Referring now to
In summary, the method of putting a golf ball by a golfer having a body, two feet each with a big toe, a dominant eye, a target-sided arm with an accompanying hand, and a dominant arm with an accompanying hand, comprising the steps of: providing a golf putter having a putter head with a putting face, a shaft, and a grip, the grip having an upper portion and a lower portion; determining a target line for putting the golf ball into a cup; approaching the golf ball such that the big toe of the foot furthest from the target is placed adjacent to the golf ball and substantially perpendicular to the target line; positioning the golfer's dominant eye is directly over the golf ball; positioning the golfer's body comfortably erect at forty-five degrees to the target line; gripping the putter comfortably with the golfer's dominant arm; and putting the golf ball by moving the dominant arm and putter along the target line such that the putting face engages the golf ball with appropriate force to drive the golf ball to the cup.

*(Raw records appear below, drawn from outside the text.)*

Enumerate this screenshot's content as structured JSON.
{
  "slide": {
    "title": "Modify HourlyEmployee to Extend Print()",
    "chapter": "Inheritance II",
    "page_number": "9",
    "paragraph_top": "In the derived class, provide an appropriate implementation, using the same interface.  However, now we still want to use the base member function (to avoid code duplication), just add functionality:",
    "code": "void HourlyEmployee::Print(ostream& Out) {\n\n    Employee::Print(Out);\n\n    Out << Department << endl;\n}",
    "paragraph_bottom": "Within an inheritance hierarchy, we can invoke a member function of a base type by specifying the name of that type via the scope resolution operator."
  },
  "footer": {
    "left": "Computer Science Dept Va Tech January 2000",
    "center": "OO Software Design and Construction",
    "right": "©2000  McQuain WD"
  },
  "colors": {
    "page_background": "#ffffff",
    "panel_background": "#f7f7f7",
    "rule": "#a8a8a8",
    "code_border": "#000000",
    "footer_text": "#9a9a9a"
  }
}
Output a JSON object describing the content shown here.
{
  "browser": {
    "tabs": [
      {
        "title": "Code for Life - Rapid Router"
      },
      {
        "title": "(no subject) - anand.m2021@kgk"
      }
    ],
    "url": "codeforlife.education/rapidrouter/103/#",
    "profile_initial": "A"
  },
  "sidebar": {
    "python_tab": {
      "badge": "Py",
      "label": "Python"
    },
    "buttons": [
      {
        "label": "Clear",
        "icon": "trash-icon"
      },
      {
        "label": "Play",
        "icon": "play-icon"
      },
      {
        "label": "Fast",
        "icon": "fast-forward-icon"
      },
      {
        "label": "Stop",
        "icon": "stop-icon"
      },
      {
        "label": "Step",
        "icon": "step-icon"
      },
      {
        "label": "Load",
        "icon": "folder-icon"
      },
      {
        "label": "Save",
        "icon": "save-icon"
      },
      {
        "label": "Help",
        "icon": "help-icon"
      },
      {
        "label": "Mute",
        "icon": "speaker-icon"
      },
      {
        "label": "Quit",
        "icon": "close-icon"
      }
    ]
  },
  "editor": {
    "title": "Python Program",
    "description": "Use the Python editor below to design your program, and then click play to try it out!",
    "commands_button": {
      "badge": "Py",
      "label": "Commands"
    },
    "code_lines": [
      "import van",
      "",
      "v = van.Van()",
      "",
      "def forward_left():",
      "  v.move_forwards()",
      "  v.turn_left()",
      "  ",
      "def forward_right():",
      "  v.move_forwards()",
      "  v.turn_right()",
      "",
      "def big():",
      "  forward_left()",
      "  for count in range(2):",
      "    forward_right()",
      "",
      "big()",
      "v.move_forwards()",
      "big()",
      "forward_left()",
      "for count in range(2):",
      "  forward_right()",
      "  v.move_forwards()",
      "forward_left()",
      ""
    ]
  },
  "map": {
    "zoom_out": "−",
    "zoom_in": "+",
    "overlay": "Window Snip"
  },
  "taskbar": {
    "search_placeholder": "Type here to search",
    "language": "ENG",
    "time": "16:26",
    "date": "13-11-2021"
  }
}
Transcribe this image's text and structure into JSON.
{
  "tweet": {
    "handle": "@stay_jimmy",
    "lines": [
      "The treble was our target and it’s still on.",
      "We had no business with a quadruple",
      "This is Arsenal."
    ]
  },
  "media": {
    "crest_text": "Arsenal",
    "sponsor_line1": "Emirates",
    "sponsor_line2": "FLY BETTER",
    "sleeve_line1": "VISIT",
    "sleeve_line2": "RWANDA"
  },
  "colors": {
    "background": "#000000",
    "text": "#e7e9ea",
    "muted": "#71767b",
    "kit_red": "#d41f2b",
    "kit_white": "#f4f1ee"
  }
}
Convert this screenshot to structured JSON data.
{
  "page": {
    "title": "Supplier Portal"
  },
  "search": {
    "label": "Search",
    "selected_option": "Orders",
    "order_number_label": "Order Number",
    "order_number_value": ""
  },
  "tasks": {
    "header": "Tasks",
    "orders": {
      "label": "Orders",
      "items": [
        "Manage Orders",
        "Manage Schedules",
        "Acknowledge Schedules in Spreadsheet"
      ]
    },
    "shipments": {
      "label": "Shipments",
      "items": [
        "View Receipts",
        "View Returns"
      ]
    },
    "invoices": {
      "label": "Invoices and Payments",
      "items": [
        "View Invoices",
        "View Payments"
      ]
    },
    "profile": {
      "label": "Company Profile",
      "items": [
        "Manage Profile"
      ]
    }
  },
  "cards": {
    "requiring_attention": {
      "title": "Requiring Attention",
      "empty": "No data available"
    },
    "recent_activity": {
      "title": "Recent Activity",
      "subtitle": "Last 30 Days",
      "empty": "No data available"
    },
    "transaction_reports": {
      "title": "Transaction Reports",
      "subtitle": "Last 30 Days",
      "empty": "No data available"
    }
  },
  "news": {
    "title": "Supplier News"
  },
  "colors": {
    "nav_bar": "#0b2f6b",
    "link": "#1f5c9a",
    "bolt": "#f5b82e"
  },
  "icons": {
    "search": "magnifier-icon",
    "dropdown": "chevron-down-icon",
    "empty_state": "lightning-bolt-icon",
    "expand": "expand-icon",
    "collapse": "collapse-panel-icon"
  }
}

Other aspects, objects and advantages of the present invention can be obtained from a study of the drawings, the disclosure and the accompanying claims. The invention in its broader aspects is not limited to the specific steps and apparatus shown and described but departures may be made therefrom within the scope of the accompanying claims without departing from the principles of the invention and without sacrificing its chief advantages.